From a comparative perspective, the challenges that American courts and legislators are facing when trying to construe an honest services fraud statute are familiar. Almost all European countries have a general provision that criminalizes any breach of fiduciary duties that brings about economic harm to the principal. The comparative inquiry also helps shed light on the way in which the offense should be defined in a future statute. First, honest services fraud should be treated as a separate offense that is different from fraud; more specifically, the offense of honest services fraud should be conceived as a midpoint between fraud and embezzlement. Second, this offense—which could be defined as a “disloyalty” or “mismanagement” crime—should be construed along the lines of a derivate action for breach of fiduciary duties, although with higher standards, given that its violation triggers criminal sanctions. Third, this new disloyalty offense should include elements that are not required by current law, including whether “actual” or “reasonably foreseeable harm” is caused and whether the breach of the fiduciary duty is the proximate cause of the actual harm.

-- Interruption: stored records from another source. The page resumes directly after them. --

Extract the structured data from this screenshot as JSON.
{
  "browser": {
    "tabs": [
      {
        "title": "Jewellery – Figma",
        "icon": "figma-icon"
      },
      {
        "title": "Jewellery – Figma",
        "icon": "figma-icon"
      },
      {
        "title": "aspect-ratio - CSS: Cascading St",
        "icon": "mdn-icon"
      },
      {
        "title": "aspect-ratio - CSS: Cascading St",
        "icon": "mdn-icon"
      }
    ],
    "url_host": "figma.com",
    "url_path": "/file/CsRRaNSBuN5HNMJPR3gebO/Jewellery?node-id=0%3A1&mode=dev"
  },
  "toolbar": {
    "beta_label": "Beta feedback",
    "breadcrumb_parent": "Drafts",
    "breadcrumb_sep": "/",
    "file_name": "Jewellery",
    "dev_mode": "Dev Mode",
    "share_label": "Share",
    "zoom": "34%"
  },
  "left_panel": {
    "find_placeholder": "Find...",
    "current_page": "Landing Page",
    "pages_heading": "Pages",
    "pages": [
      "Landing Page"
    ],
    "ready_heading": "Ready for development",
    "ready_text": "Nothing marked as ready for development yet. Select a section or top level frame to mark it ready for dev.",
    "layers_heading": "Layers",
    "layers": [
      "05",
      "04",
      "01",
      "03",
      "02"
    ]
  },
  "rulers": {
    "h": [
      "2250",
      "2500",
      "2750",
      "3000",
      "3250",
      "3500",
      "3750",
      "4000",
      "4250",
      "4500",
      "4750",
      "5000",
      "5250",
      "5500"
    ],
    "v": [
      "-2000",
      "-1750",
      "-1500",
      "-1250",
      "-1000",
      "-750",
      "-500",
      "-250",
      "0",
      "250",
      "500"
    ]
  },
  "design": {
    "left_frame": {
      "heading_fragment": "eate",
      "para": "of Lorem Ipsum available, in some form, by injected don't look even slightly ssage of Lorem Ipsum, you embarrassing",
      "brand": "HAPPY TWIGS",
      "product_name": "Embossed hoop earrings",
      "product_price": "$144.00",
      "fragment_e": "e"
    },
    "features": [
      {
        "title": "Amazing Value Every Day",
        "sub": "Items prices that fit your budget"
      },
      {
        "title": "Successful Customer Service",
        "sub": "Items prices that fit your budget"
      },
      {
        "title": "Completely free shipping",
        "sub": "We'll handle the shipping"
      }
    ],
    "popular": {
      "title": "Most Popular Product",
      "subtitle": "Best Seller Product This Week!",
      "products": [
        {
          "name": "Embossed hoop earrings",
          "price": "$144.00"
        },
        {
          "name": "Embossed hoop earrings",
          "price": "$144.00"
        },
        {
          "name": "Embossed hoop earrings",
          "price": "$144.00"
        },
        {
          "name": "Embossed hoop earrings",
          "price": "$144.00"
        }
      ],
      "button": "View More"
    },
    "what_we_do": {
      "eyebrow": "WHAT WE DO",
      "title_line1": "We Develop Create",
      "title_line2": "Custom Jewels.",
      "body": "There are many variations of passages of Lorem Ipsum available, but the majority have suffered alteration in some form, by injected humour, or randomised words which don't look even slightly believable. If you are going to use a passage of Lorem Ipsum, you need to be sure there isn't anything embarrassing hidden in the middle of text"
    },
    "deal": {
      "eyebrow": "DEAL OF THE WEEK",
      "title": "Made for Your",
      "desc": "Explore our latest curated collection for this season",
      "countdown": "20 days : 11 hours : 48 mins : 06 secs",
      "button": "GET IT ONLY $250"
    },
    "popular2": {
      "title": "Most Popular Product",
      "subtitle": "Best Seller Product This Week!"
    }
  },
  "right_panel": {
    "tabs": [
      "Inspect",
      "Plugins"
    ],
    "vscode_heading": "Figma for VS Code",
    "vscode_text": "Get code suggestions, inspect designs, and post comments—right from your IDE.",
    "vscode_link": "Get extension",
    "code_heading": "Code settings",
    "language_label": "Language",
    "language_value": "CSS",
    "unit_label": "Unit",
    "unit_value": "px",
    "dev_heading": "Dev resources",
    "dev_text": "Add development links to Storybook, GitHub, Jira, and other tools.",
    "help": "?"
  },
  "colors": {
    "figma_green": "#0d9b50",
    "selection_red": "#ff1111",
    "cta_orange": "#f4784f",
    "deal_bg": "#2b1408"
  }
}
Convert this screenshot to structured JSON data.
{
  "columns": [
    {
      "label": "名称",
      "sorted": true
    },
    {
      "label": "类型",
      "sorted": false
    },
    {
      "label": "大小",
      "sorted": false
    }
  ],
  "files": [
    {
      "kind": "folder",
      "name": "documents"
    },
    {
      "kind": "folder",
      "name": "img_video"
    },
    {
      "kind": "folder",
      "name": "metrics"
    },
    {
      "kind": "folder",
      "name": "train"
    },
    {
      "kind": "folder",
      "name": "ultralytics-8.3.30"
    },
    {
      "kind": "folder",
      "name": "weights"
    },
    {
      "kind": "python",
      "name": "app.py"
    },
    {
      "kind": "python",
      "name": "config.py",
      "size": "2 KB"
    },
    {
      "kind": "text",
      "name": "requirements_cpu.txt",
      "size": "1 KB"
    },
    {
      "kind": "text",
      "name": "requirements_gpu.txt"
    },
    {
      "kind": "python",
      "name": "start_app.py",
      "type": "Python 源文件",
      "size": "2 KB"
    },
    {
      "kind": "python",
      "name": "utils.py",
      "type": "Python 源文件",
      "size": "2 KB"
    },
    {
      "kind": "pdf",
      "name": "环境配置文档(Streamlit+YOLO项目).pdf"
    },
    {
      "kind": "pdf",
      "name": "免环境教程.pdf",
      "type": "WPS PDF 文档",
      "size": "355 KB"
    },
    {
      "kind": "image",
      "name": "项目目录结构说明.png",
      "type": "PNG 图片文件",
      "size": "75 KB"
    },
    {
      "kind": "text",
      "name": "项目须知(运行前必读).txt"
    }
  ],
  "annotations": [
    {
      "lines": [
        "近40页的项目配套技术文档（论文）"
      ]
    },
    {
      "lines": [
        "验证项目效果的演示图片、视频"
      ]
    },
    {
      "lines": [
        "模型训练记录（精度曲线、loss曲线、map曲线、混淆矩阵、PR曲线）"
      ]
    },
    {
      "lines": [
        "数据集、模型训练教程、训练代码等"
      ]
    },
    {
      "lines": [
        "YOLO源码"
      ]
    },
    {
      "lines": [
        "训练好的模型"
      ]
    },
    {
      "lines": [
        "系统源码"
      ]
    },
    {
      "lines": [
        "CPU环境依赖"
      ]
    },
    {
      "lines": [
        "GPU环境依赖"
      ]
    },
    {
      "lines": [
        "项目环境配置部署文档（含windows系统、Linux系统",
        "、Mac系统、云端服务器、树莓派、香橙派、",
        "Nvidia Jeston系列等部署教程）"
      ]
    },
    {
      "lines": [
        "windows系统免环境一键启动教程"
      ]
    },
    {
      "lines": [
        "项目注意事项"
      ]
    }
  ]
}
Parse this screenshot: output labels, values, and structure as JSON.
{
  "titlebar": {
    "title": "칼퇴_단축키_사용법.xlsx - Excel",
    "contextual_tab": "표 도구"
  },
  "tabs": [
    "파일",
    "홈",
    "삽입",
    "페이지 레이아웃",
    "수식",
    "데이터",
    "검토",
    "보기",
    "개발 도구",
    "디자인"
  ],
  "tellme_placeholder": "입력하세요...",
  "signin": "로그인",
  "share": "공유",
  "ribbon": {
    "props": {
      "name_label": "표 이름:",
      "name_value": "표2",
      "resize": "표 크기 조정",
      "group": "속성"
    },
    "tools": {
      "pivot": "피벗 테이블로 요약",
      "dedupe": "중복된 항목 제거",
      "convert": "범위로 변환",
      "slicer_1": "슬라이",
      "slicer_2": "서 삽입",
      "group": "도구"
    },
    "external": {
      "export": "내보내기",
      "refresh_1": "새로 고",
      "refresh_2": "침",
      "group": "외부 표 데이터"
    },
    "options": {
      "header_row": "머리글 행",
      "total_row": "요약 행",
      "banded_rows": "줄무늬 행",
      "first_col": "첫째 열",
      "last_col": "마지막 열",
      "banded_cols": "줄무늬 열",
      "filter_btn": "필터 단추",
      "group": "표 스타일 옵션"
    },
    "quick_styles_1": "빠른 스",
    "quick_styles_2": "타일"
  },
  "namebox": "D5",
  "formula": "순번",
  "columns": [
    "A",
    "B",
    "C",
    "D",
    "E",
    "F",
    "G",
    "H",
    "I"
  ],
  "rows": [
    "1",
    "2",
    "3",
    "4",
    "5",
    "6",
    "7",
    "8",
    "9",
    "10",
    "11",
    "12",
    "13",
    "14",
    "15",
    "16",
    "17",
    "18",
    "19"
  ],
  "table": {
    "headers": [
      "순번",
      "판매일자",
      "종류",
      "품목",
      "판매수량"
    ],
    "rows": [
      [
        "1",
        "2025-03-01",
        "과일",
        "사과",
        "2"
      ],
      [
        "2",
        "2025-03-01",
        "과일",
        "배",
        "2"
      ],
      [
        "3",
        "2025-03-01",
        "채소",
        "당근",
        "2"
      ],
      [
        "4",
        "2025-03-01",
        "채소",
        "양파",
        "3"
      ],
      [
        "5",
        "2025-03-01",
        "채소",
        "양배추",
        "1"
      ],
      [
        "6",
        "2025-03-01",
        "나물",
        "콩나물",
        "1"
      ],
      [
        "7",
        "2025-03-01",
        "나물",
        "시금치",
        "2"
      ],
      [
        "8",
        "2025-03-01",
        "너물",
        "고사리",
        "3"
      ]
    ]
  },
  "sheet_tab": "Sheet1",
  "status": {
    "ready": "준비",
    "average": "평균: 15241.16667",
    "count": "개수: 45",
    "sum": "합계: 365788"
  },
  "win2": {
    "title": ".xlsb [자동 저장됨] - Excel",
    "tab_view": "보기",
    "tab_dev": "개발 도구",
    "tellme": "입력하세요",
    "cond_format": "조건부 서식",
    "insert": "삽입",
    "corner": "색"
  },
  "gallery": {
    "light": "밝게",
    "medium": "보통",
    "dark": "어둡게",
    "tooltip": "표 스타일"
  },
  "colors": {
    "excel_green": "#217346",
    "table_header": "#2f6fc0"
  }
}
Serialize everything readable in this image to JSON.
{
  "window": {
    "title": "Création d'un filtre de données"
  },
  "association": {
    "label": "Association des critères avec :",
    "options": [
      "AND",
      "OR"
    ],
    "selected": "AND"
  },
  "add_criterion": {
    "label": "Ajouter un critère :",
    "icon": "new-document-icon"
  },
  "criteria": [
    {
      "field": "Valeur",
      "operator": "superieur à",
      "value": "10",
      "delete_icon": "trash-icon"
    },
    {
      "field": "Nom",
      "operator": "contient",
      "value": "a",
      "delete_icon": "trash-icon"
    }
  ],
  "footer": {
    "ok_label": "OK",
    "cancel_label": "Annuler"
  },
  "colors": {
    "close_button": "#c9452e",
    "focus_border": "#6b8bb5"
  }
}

The time has come to create a freestanding general disloyalty offense that requires an actual or reasonably foreseeable harm to the corporation as a prerequisite to criminal liability.
- © 2015 by The Regents of the University of California